- [Aim of the exercise]: Compute how many lines in the records below contain the string "icon" and give that number without other output.
(Beginning of Entries shown)
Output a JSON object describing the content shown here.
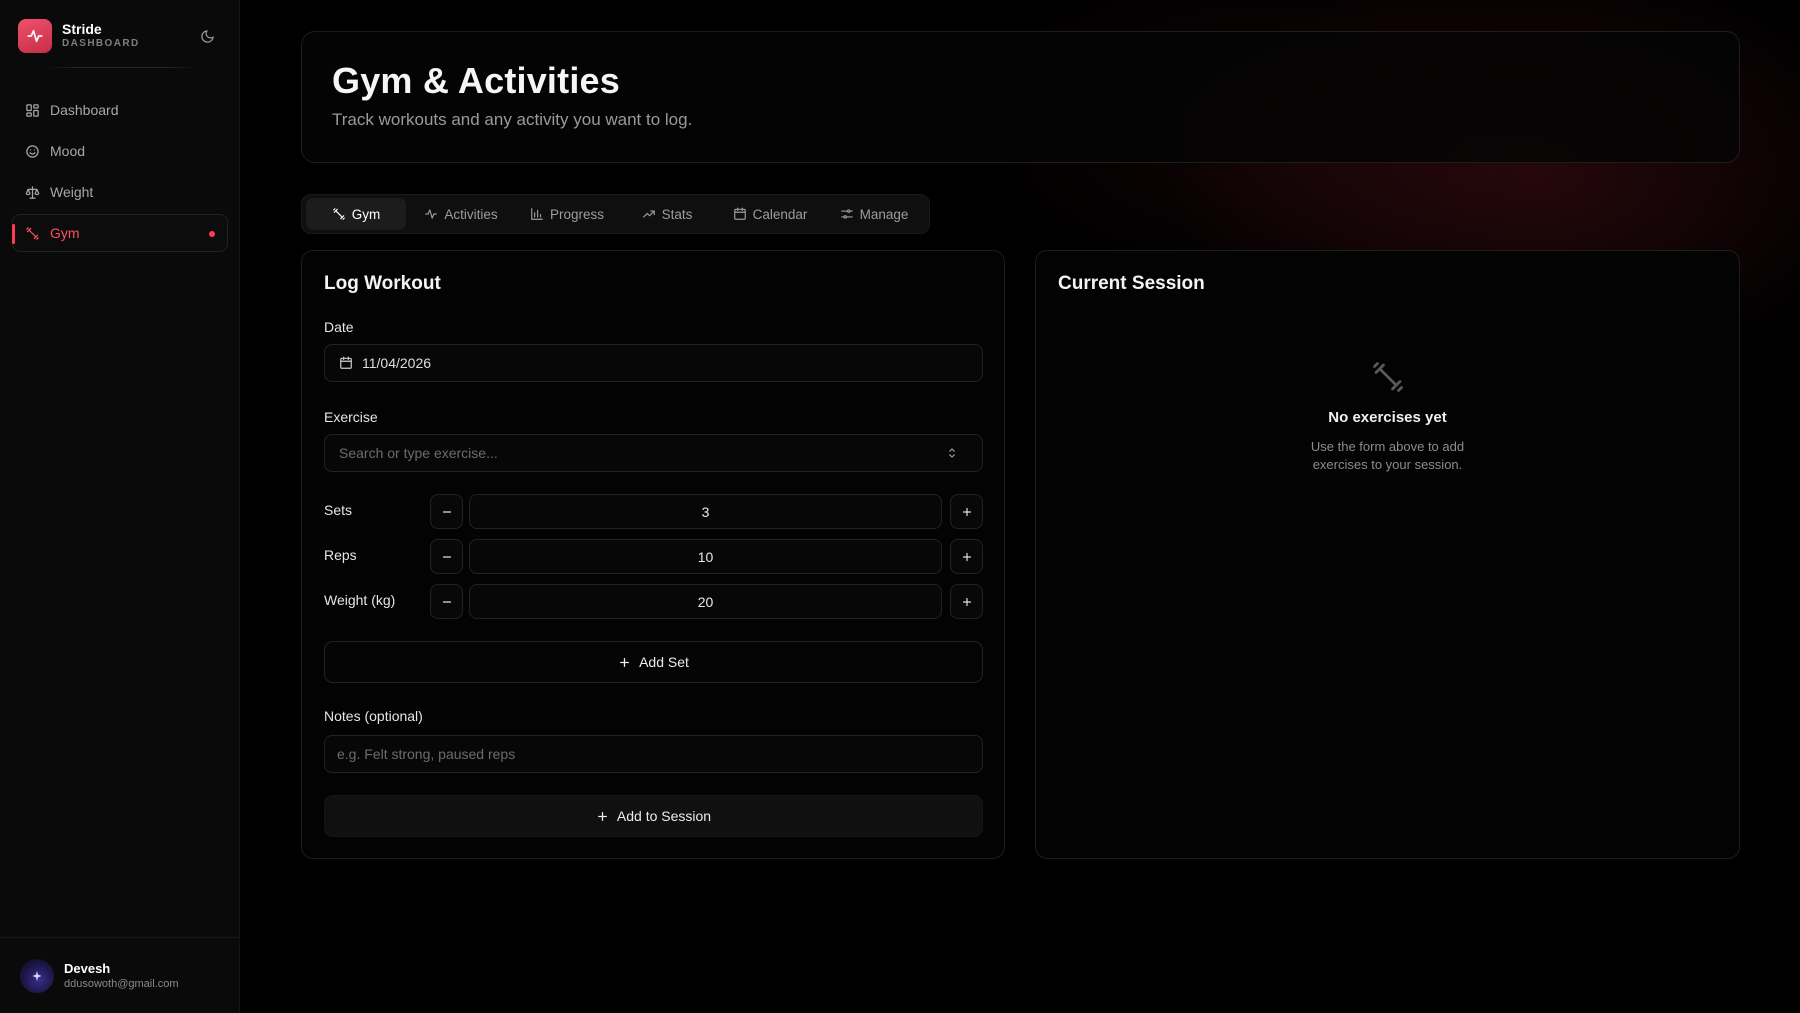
{
  "brand": {
    "name": "Stride",
    "subtitle": "DASHBOARD"
  },
  "sidebar": {
    "items": [
      {
        "label": "Dashboard",
        "icon": "grid-icon",
        "active": false
      },
      {
        "label": "Mood",
        "icon": "smile-icon",
        "active": false
      },
      {
        "label": "Weight",
        "icon": "scale-icon",
        "active": false
      },
      {
        "label": "Gym",
        "icon": "dumbbell-icon",
        "active": true
      }
    ]
  },
  "user": {
    "name": "Devesh",
    "email": "ddusowoth@gmail.com"
  },
  "header": {
    "title": "Gym & Activities",
    "subtitle": "Track workouts and any activity you want to log."
  },
  "tabs": [
    {
      "label": "Gym",
      "icon": "dumbbell-icon",
      "active": true
    },
    {
      "label": "Activities",
      "icon": "activity-icon",
      "active": false
    },
    {
      "label": "Progress",
      "icon": "bar-chart-icon",
      "active": false
    },
    {
      "label": "Stats",
      "icon": "trending-up-icon",
      "active": false
    },
    {
      "label": "Calendar",
      "icon": "calendar-icon",
      "active": false
    },
    {
      "label": "Manage",
      "icon": "sliders-icon",
      "active": false
    }
  ],
  "log_workout": {
    "title": "Log Workout",
    "date": {
      "label": "Date",
      "value": "11/04/2026"
    },
    "exercise": {
      "label": "Exercise",
      "placeholder": "Search or type exercise..."
    },
    "sets": {
      "label": "Sets",
      "value": "3"
    },
    "reps": {
      "label": "Reps",
      "value": "10"
    },
    "weight": {
      "label": "Weight (kg)",
      "value": "20"
    },
    "add_set_label": "Add Set",
    "notes": {
      "label": "Notes (optional)",
      "placeholder": "e.g. Felt strong, paused reps"
    },
    "add_to_session_label": "Add to Session"
  },
  "session": {
    "title": "Current Session",
    "empty_title": "No exercises yet",
    "empty_desc": "Use the form above to add exercises to your session."
  },
  "colors": {
    "accent": "#ff3b52",
    "brand_gradient_start": "#f0506a",
    "brand_gradient_end": "#c72e4a",
    "background": "#000000"
  }
}
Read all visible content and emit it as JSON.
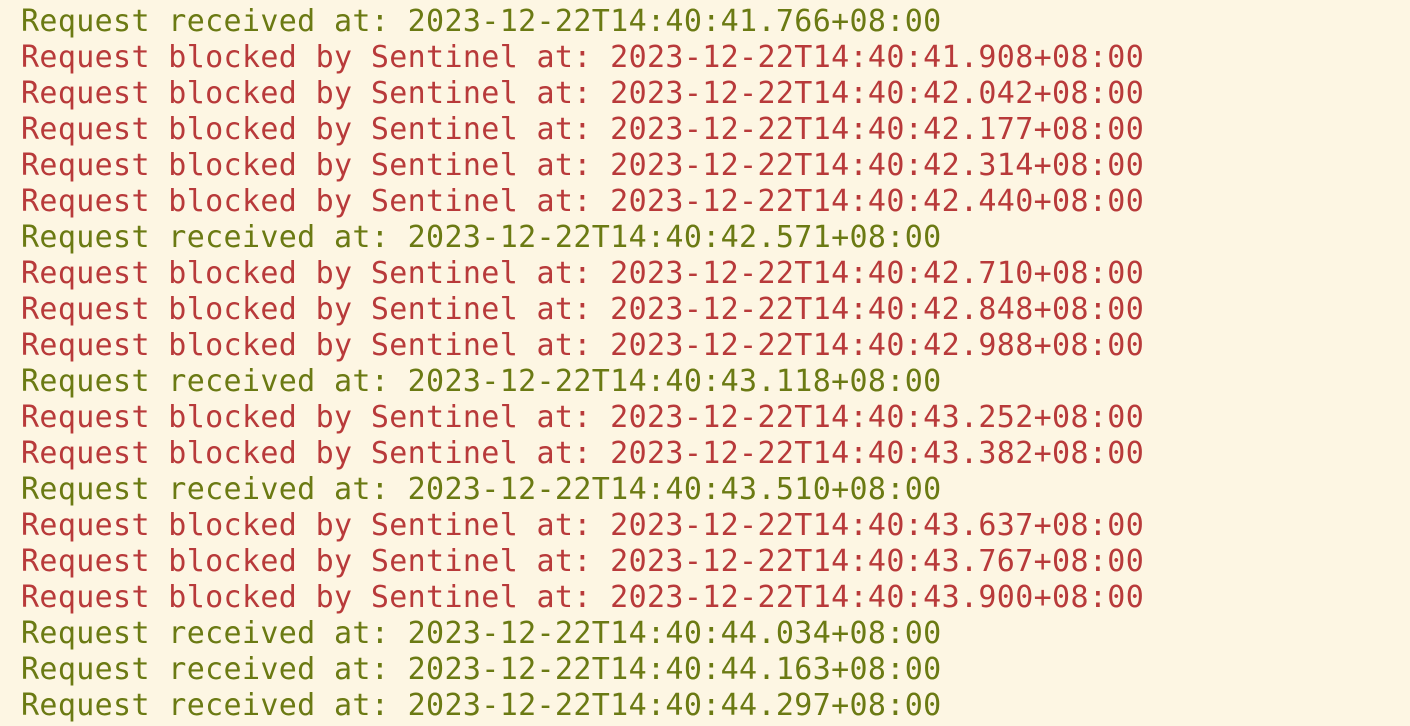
{
  "colors": {
    "background": "#fdf6e3",
    "received": "#6b7a13",
    "blocked": "#b83a3a"
  },
  "log": [
    {
      "type": "received",
      "text": "Request received at: 2023-12-22T14:40:41.766+08:00"
    },
    {
      "type": "blocked",
      "text": "Request blocked by Sentinel at: 2023-12-22T14:40:41.908+08:00"
    },
    {
      "type": "blocked",
      "text": "Request blocked by Sentinel at: 2023-12-22T14:40:42.042+08:00"
    },
    {
      "type": "blocked",
      "text": "Request blocked by Sentinel at: 2023-12-22T14:40:42.177+08:00"
    },
    {
      "type": "blocked",
      "text": "Request blocked by Sentinel at: 2023-12-22T14:40:42.314+08:00"
    },
    {
      "type": "blocked",
      "text": "Request blocked by Sentinel at: 2023-12-22T14:40:42.440+08:00"
    },
    {
      "type": "received",
      "text": "Request received at: 2023-12-22T14:40:42.571+08:00"
    },
    {
      "type": "blocked",
      "text": "Request blocked by Sentinel at: 2023-12-22T14:40:42.710+08:00"
    },
    {
      "type": "blocked",
      "text": "Request blocked by Sentinel at: 2023-12-22T14:40:42.848+08:00"
    },
    {
      "type": "blocked",
      "text": "Request blocked by Sentinel at: 2023-12-22T14:40:42.988+08:00"
    },
    {
      "type": "received",
      "text": "Request received at: 2023-12-22T14:40:43.118+08:00"
    },
    {
      "type": "blocked",
      "text": "Request blocked by Sentinel at: 2023-12-22T14:40:43.252+08:00"
    },
    {
      "type": "blocked",
      "text": "Request blocked by Sentinel at: 2023-12-22T14:40:43.382+08:00"
    },
    {
      "type": "received",
      "text": "Request received at: 2023-12-22T14:40:43.510+08:00"
    },
    {
      "type": "blocked",
      "text": "Request blocked by Sentinel at: 2023-12-22T14:40:43.637+08:00"
    },
    {
      "type": "blocked",
      "text": "Request blocked by Sentinel at: 2023-12-22T14:40:43.767+08:00"
    },
    {
      "type": "blocked",
      "text": "Request blocked by Sentinel at: 2023-12-22T14:40:43.900+08:00"
    },
    {
      "type": "received",
      "text": "Request received at: 2023-12-22T14:40:44.034+08:00"
    },
    {
      "type": "received",
      "text": "Request received at: 2023-12-22T14:40:44.163+08:00"
    },
    {
      "type": "received",
      "text": "Request received at: 2023-12-22T14:40:44.297+08:00"
    }
  ]
}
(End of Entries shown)
- [Task solution]: 10